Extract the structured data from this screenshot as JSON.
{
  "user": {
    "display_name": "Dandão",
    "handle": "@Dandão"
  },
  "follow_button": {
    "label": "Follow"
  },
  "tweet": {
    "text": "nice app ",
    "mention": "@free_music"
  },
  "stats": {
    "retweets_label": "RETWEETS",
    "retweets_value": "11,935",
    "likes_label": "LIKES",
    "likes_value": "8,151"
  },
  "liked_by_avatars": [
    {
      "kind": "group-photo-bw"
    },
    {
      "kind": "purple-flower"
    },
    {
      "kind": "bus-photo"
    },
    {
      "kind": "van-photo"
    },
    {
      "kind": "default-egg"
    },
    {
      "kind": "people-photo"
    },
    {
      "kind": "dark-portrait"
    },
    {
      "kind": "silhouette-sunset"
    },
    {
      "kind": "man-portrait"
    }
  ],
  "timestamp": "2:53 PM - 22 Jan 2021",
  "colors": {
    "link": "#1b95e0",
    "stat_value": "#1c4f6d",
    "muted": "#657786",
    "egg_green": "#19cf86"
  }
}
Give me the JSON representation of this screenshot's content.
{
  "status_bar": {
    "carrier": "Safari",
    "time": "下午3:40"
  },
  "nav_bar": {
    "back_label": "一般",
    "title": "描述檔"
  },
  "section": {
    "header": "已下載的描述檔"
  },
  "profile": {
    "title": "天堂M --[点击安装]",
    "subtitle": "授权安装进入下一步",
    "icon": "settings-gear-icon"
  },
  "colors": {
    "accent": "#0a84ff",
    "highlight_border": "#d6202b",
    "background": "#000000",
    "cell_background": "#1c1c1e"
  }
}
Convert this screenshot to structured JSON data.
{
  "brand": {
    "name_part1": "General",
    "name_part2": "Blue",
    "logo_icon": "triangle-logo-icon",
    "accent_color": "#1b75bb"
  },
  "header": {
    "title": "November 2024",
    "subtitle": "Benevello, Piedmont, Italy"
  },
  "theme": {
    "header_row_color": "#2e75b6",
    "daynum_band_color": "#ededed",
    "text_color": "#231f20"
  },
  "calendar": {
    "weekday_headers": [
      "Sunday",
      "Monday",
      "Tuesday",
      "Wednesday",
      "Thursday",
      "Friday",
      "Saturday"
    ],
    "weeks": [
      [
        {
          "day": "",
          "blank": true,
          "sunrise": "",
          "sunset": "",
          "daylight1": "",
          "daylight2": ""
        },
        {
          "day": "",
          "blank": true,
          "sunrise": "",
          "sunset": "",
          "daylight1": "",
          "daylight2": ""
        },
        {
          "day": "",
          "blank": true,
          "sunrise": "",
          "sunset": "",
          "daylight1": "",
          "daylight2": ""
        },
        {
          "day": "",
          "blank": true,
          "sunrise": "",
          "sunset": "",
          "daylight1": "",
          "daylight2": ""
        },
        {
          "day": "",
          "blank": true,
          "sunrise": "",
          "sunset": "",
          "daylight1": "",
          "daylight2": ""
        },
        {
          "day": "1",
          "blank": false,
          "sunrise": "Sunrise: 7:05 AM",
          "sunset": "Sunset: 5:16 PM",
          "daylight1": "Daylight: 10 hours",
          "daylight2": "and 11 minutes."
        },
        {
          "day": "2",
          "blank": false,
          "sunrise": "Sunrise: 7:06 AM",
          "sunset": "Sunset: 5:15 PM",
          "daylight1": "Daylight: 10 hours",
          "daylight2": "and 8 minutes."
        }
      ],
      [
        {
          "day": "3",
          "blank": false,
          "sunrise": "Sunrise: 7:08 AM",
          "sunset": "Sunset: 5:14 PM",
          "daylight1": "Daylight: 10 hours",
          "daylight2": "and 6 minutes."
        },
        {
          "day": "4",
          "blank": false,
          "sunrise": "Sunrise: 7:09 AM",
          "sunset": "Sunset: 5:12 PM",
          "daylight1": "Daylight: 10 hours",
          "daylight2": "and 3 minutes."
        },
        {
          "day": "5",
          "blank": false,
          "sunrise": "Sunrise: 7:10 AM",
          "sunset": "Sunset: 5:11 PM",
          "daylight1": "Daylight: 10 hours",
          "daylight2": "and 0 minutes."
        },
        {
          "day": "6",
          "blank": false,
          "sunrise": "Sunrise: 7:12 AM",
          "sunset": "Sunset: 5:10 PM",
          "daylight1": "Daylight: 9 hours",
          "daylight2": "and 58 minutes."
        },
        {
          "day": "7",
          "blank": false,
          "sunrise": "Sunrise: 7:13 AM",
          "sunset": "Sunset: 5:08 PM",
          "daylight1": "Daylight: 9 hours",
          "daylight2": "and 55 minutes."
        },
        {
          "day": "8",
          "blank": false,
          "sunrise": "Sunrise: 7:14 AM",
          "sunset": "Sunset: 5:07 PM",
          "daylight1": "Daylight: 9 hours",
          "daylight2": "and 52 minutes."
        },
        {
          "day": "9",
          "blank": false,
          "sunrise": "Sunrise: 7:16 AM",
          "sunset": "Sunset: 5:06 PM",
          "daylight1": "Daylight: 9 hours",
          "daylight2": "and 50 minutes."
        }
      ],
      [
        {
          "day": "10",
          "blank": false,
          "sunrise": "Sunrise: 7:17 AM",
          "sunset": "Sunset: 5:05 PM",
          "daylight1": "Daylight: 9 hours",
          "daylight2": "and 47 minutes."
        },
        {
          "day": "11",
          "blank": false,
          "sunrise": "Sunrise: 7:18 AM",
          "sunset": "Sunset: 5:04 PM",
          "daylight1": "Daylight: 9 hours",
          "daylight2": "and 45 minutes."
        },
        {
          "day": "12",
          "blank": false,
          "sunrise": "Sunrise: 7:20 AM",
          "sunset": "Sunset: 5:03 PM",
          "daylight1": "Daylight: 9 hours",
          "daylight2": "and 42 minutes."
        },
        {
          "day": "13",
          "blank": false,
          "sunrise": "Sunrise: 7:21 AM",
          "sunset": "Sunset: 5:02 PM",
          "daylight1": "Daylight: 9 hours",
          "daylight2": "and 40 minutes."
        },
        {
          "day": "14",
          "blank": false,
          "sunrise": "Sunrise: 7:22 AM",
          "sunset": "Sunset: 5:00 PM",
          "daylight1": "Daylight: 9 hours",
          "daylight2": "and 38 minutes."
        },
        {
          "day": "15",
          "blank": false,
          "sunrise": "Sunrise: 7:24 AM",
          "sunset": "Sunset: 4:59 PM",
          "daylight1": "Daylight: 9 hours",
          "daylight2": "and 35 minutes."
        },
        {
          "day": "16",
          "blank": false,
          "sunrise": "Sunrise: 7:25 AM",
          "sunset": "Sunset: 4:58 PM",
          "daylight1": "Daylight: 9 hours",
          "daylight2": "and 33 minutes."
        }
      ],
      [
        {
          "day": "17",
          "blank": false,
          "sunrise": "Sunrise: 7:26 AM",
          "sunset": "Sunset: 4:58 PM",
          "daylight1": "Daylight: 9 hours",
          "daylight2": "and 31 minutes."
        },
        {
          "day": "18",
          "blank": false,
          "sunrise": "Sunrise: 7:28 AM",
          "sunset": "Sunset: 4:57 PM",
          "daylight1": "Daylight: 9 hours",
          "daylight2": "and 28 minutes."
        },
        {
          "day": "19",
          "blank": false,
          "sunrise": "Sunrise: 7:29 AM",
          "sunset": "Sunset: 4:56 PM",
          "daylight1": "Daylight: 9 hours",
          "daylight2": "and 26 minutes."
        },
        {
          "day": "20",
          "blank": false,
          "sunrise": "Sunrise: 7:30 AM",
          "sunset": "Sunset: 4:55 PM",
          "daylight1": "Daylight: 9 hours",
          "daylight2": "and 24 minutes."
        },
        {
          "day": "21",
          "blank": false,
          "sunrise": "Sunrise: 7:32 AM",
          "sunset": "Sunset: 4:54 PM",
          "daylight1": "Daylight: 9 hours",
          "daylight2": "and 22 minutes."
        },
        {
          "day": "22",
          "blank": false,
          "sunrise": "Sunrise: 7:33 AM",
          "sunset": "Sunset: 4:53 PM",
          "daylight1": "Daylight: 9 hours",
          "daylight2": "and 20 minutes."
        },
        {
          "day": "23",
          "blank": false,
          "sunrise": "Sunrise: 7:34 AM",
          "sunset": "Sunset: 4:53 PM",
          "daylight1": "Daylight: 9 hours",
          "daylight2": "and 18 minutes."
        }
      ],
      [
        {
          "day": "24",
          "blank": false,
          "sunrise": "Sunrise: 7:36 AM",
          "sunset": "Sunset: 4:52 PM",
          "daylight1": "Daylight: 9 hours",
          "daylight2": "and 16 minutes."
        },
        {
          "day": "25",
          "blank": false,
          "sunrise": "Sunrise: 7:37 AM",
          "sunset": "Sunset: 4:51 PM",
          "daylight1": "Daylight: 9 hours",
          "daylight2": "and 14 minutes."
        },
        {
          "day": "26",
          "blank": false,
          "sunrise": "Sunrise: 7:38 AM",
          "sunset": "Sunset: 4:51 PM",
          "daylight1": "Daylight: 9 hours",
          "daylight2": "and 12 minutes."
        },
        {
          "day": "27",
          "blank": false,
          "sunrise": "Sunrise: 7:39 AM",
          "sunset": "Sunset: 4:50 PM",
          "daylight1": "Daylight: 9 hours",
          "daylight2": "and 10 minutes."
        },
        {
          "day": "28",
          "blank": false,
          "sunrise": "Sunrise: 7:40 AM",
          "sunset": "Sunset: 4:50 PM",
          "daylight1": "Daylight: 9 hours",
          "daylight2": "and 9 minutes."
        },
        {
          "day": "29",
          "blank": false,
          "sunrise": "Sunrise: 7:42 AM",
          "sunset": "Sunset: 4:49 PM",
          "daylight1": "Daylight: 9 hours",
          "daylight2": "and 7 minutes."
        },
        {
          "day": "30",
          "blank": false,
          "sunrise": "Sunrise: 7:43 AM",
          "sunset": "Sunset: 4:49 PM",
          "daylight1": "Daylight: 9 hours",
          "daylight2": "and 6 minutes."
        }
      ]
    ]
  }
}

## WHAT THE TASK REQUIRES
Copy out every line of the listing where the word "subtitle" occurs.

## FINAL ANSWER
    "subtitle": "授权安装进入下一步",
    "subtitle": "Benevello, Piedmont, Italy"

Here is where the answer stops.